An officer after very hard work during the week had a hearty dinner on Saturday night and went to bed. He slept through the whole of Sunday and woke up on Monday morning. He was told by his servant that it being Monday he has to go to the office. The officer jumped up and shouted, 'But, where is my Sunday ?'
Two important ideas come out of this: (1) that his not being conscious of a Sunday moving along did not affect at all the Sunday which the world had; (2) that he could live independent of the flow of time that affected the world, a time in which the world was cooked but in which he was not cooked. By saying 'where is my Sunday' he was affirming a time which was imperceptible for him, in which he did not live "consciously", but in which the world lived. The world with its men and things lived through the Sunday consciously, making their choices and trying to become what they were not which is life. I am something and I want to be something else, this is life. When the officer was sleeping he never wanted to become what he is not. Becoming brings in suffering. He was not suffering at all. The world was being tossed about between pleasure and pain, but he was not. He was simply existing, whereas the world was living.

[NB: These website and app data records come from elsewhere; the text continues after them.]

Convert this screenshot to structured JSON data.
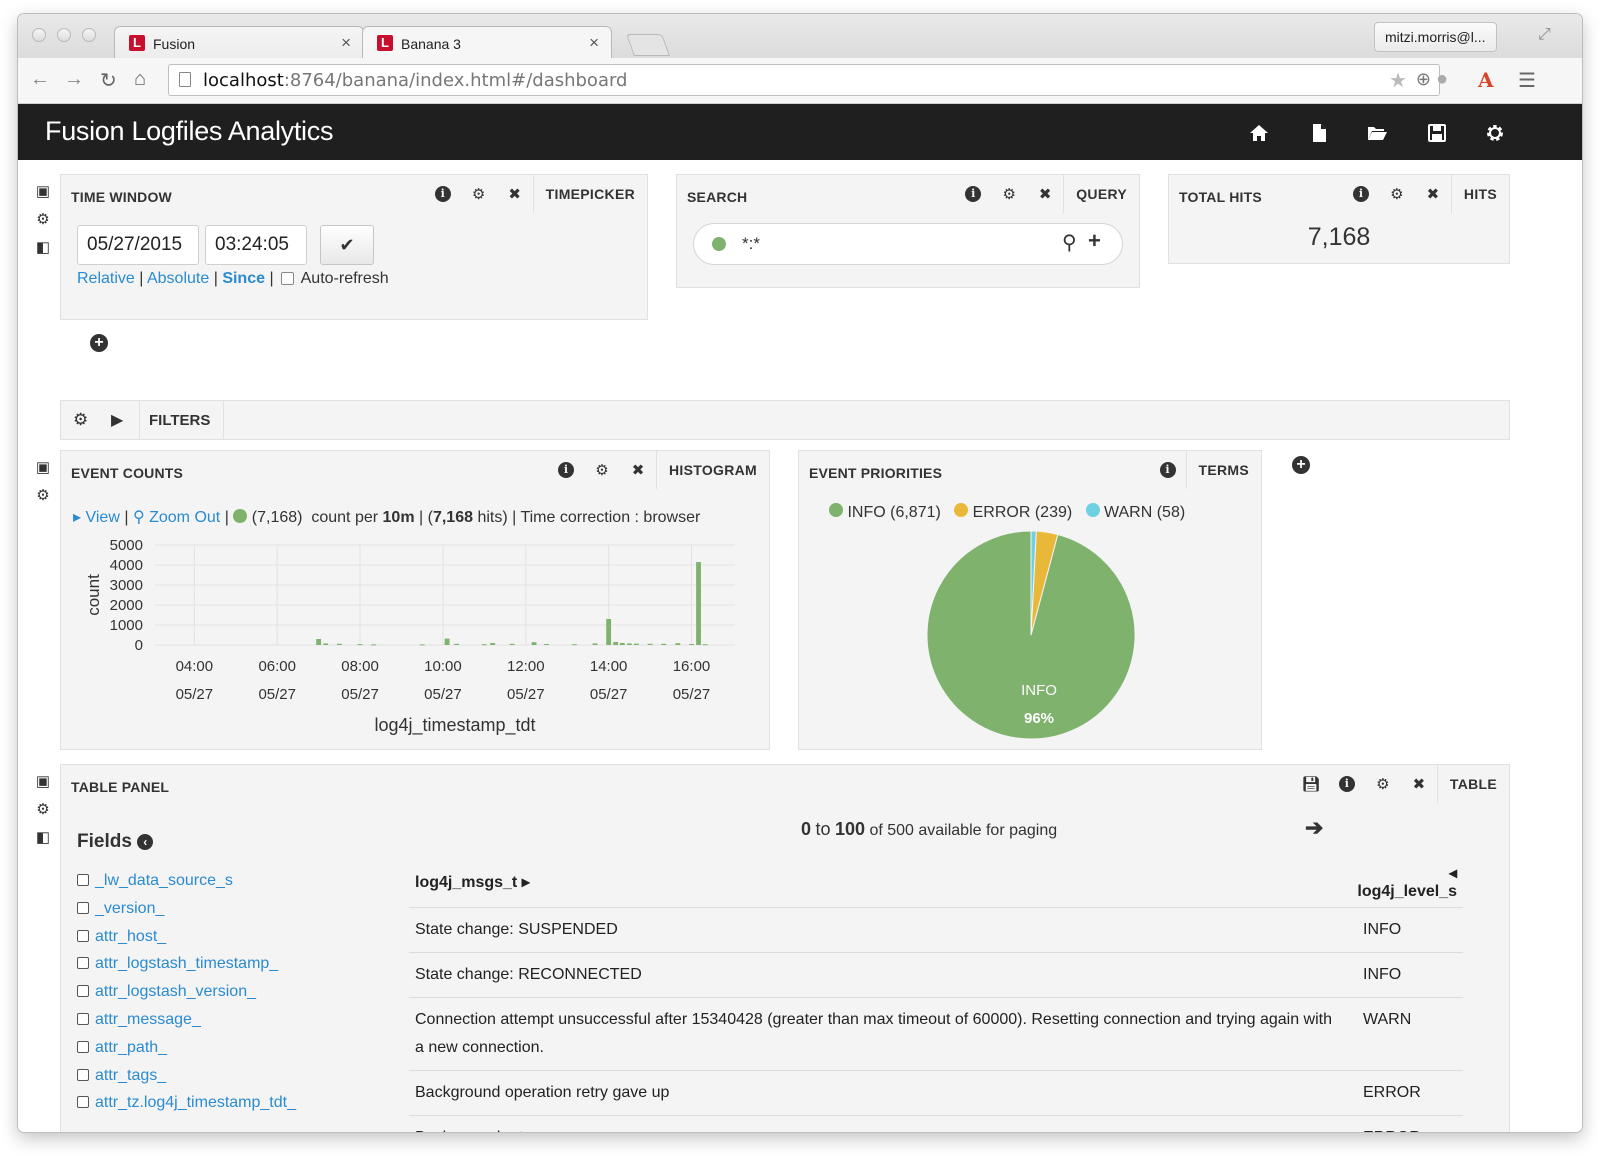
{
  "browser": {
    "tabs": [
      {
        "label": "Fusion",
        "favicon": "L"
      },
      {
        "label": "Banana 3",
        "favicon": "L"
      }
    ],
    "user": "mitzi.morris@l...",
    "url_host": "localhost",
    "url_path": ":8764/banana/index.html#/dashboard"
  },
  "app": {
    "title": "Fusion Logfiles Analytics"
  },
  "timewindow": {
    "title": "TIME WINDOW",
    "type": "TIMEPICKER",
    "date": "05/27/2015",
    "time": "03:24:05",
    "mode_relative": "Relative",
    "mode_absolute": "Absolute",
    "mode_since": "Since",
    "sep": "|",
    "autorefresh": "Auto-refresh"
  },
  "search": {
    "title": "SEARCH",
    "type": "QUERY",
    "query": "*:*"
  },
  "totalhits": {
    "title": "TOTAL HITS",
    "type": "HITS",
    "value": "7,168"
  },
  "filters": {
    "label": "FILTERS"
  },
  "eventcounts": {
    "title": "EVENT COUNTS",
    "type": "HISTOGRAM",
    "view": "View",
    "zoomout": "Zoom Out",
    "series_count": "(7,168)",
    "count_per": "count per",
    "interval": "10m",
    "hits_open": "| (",
    "hits_value": "7,168",
    "hits_close": "hits) | Time correction : browser",
    "sep": "|"
  },
  "eventpriorities": {
    "title": "EVENT PRIORITIES",
    "type": "TERMS",
    "legend": [
      {
        "label": "INFO (6,871)",
        "color": "#7eb26d"
      },
      {
        "label": "ERROR (239)",
        "color": "#eab839"
      },
      {
        "label": "WARN (58)",
        "color": "#6ed0e0"
      }
    ],
    "slice_label": "INFO",
    "slice_pct": "96%"
  },
  "chart_data": [
    {
      "type": "bar",
      "ylabel": "count",
      "xlabel": "log4j_timestamp_tdt",
      "ylim": [
        0,
        5000
      ],
      "yticks": [
        "0",
        "1000",
        "2000",
        "3000",
        "4000",
        "5000"
      ],
      "xticks": [
        {
          "hour": 4,
          "time": "04:00",
          "date": "05/27"
        },
        {
          "hour": 6,
          "time": "06:00",
          "date": "05/27"
        },
        {
          "hour": 8,
          "time": "08:00",
          "date": "05/27"
        },
        {
          "hour": 10,
          "time": "10:00",
          "date": "05/27"
        },
        {
          "hour": 12,
          "time": "12:00",
          "date": "05/27"
        },
        {
          "hour": 14,
          "time": "14:00",
          "date": "05/27"
        },
        {
          "hour": 16,
          "time": "16:00",
          "date": "05/27"
        }
      ],
      "series": [
        {
          "color": "#7eb26d",
          "points": [
            [
              7.0,
              300
            ],
            [
              7.17,
              80
            ],
            [
              7.5,
              60
            ],
            [
              8.0,
              40
            ],
            [
              8.33,
              30
            ],
            [
              9.5,
              30
            ],
            [
              10.1,
              320
            ],
            [
              10.33,
              60
            ],
            [
              11.0,
              40
            ],
            [
              11.2,
              100
            ],
            [
              11.67,
              60
            ],
            [
              12.2,
              140
            ],
            [
              12.5,
              50
            ],
            [
              13.17,
              40
            ],
            [
              13.67,
              80
            ],
            [
              14.0,
              1300
            ],
            [
              14.17,
              150
            ],
            [
              14.33,
              100
            ],
            [
              14.5,
              80
            ],
            [
              14.67,
              70
            ],
            [
              15.0,
              60
            ],
            [
              15.33,
              60
            ],
            [
              15.67,
              90
            ],
            [
              16.0,
              50
            ],
            [
              16.17,
              4150
            ],
            [
              16.33,
              40
            ]
          ]
        }
      ]
    },
    {
      "type": "pie",
      "categories": [
        "INFO",
        "ERROR",
        "WARN"
      ],
      "values": [
        6871,
        239,
        58
      ],
      "colors": [
        "#7eb26d",
        "#eab839",
        "#6ed0e0"
      ]
    }
  ],
  "table": {
    "title": "TABLE PANEL",
    "type": "TABLE",
    "fields_label": "Fields",
    "paging_from": "0",
    "paging_to_word": "to",
    "paging_to": "100",
    "paging_rest": "of 500 available for paging",
    "col_msg": "log4j_msgs_t",
    "col_level": "log4j_level_s",
    "fields": [
      "_lw_data_source_s",
      "_version_",
      "attr_host_",
      "attr_logstash_timestamp_",
      "attr_logstash_version_",
      "attr_message_",
      "attr_path_",
      "attr_tags_",
      "attr_tz.log4j_timestamp_tdt_"
    ],
    "rows": [
      {
        "msg": "State change: SUSPENDED",
        "level": "INFO"
      },
      {
        "msg": "State change: RECONNECTED",
        "level": "INFO"
      },
      {
        "msg": "Connection attempt unsuccessful after 15340428 (greater than max timeout of 60000). Resetting connection and trying again with a new connection.",
        "level": "WARN"
      },
      {
        "msg": "Background operation retry gave up",
        "level": "ERROR"
      },
      {
        "msg": "Background retry gave up",
        "level": "ERROR"
      }
    ]
  }
}
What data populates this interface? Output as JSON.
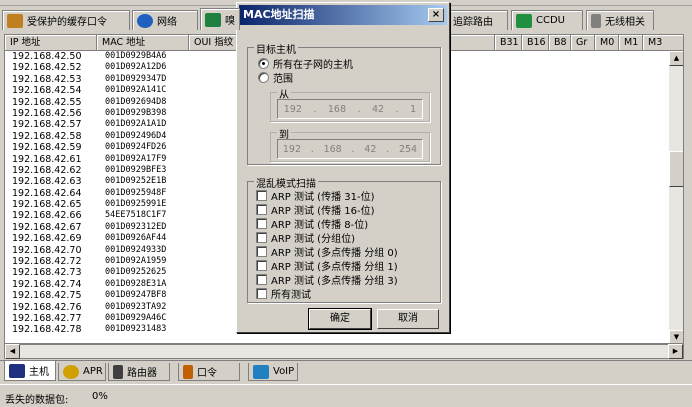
{
  "toolbar_tabs": [
    {
      "label": "受保护的缓存口令",
      "icon": "key-icon",
      "color": "#c08020"
    },
    {
      "label": "网络",
      "icon": "network-icon",
      "color": "#2060c0"
    },
    {
      "label": "嗅",
      "icon": "sniffer-icon",
      "color": "#208040"
    },
    {
      "label": "追踪路由",
      "icon": "",
      "color": ""
    },
    {
      "label": "CCDU",
      "icon": "ccdu-icon",
      "color": "#209040"
    },
    {
      "label": "无线相关",
      "icon": "wireless-icon",
      "color": "#808080"
    }
  ],
  "table": {
    "columns": [
      "IP 地址",
      "MAC 地址",
      "OUI 指纹"
    ],
    "right_columns": [
      "B31",
      "B16",
      "B8",
      "Gr",
      "M0",
      "M1",
      "M3"
    ],
    "rows": [
      {
        "ip": "192.168.42.50",
        "mac": "001D0929B4A6"
      },
      {
        "ip": "192.168.42.52",
        "mac": "001D092A12D6"
      },
      {
        "ip": "192.168.42.53",
        "mac": "001D0929347D"
      },
      {
        "ip": "192.168.42.54",
        "mac": "001D092A141C"
      },
      {
        "ip": "192.168.42.55",
        "mac": "001D092694D8"
      },
      {
        "ip": "192.168.42.56",
        "mac": "001D0929B398"
      },
      {
        "ip": "192.168.42.57",
        "mac": "001D092A1A1D"
      },
      {
        "ip": "192.168.42.58",
        "mac": "001D092496D4"
      },
      {
        "ip": "192.168.42.59",
        "mac": "001D0924FD26"
      },
      {
        "ip": "192.168.42.61",
        "mac": "001D092A17F9"
      },
      {
        "ip": "192.168.42.62",
        "mac": "001D0929BFE3"
      },
      {
        "ip": "192.168.42.63",
        "mac": "001D09252E1B"
      },
      {
        "ip": "192.168.42.64",
        "mac": "001D0925948F"
      },
      {
        "ip": "192.168.42.65",
        "mac": "001D0925991E"
      },
      {
        "ip": "192.168.42.66",
        "mac": "54EE7518C1F7"
      },
      {
        "ip": "192.168.42.67",
        "mac": "001D092312ED"
      },
      {
        "ip": "192.168.42.69",
        "mac": "001D0926AF44"
      },
      {
        "ip": "192.168.42.70",
        "mac": "001D0924933D"
      },
      {
        "ip": "192.168.42.72",
        "mac": "001D092A1959"
      },
      {
        "ip": "192.168.42.73",
        "mac": "001D09252625"
      },
      {
        "ip": "192.168.42.74",
        "mac": "001D0928E31A"
      },
      {
        "ip": "192.168.42.75",
        "mac": "001D09247BF8"
      },
      {
        "ip": "192.168.42.76",
        "mac": "001D0923TA92"
      },
      {
        "ip": "192.168.42.77",
        "mac": "001D0929A46C"
      },
      {
        "ip": "192.168.42.78",
        "mac": "001D09231483"
      }
    ]
  },
  "bottom_tabs": [
    {
      "label": "主机",
      "icon": "host-icon",
      "color": "#203080"
    },
    {
      "label": "APR",
      "icon": "apr-icon",
      "color": "#d0a000"
    },
    {
      "label": "路由器",
      "icon": "router-icon",
      "color": "#404040"
    },
    {
      "label": "口令",
      "icon": "password-icon",
      "color": "#c06000"
    },
    {
      "label": "VoIP",
      "icon": "voip-icon",
      "color": "#2080c0"
    }
  ],
  "status": {
    "label": "丢失的数据包:",
    "value": "0%"
  },
  "dialog": {
    "title": "MAC地址扫描",
    "close": "×",
    "target_group": "目标主机",
    "radio_all": "所有在子网的主机",
    "radio_range": "范围",
    "from_label": "从",
    "from_ip": [
      "192",
      "168",
      "42",
      "1"
    ],
    "to_label": "到",
    "to_ip": [
      "192",
      "168",
      "42",
      "254"
    ],
    "promisc_group": "混乱模式扫描",
    "checks": [
      "ARP 测试 (传播 31-位)",
      "ARP 测试 (传播 16-位)",
      "ARP 测试 (传播 8-位)",
      "ARP 测试 (分组位)",
      "ARP 测试 (多点传播 分组 0)",
      "ARP 测试 (多点传播 分组 1)",
      "ARP 测试 (多点传播 分组 3)",
      "所有测试"
    ],
    "ok": "确定",
    "cancel": "取消"
  }
}
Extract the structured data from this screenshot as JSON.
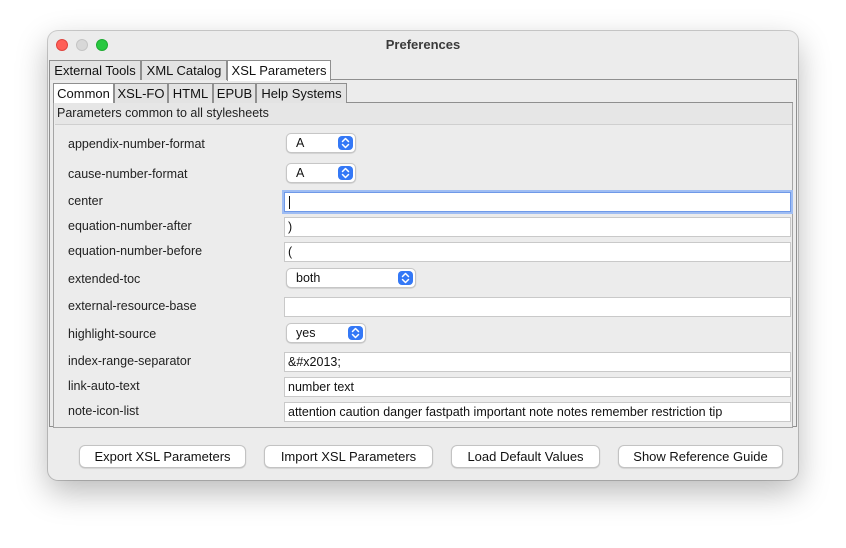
{
  "window": {
    "title": "Preferences"
  },
  "tabs_top": [
    {
      "label": "External Tools",
      "selected": false
    },
    {
      "label": "XML Catalog",
      "selected": false
    },
    {
      "label": "XSL Parameters",
      "selected": true
    }
  ],
  "tabs_sub": [
    {
      "label": "Common",
      "selected": true
    },
    {
      "label": "XSL-FO",
      "selected": false
    },
    {
      "label": "HTML",
      "selected": false
    },
    {
      "label": "EPUB",
      "selected": false
    },
    {
      "label": "Help Systems",
      "selected": false
    }
  ],
  "panel": {
    "header": "Parameters common to all stylesheets",
    "params": [
      {
        "label": "appendix-number-format",
        "type": "select",
        "value": "A"
      },
      {
        "label": "cause-number-format",
        "type": "select",
        "value": "A"
      },
      {
        "label": "center",
        "type": "text",
        "value": "",
        "focused": true
      },
      {
        "label": "equation-number-after",
        "type": "text",
        "value": ")"
      },
      {
        "label": "equation-number-before",
        "type": "text",
        "value": "("
      },
      {
        "label": "extended-toc",
        "type": "select",
        "value": "both"
      },
      {
        "label": "external-resource-base",
        "type": "text",
        "value": ""
      },
      {
        "label": "highlight-source",
        "type": "select",
        "value": "yes"
      },
      {
        "label": "index-range-separator",
        "type": "text",
        "value": "&#x2013;"
      },
      {
        "label": "link-auto-text",
        "type": "text",
        "value": "number text"
      },
      {
        "label": "note-icon-list",
        "type": "text",
        "value": "attention caution danger fastpath important note notes remember restriction tip"
      }
    ]
  },
  "buttons": {
    "export": "Export XSL Parameters",
    "import": "Import XSL Parameters",
    "load_defaults": "Load Default Values",
    "reference_guide": "Show Reference Guide"
  },
  "colors": {
    "accent": "#3478f6",
    "focus_ring": "#9fbdf3"
  }
}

In sleep, love and suffering - well there are many other similar epochs of liberty and timelessness - we do not choose, we do not become. Rather we have no need to choose as we are in plenitude. And when we are referring to these three states we are not referring to their physical aspect, but to their aspect as non-dual experience, an experience to which nothing can be added nor from which nothing can be subtracted and for which there are no criterions or measures and for which reason, they are eternity.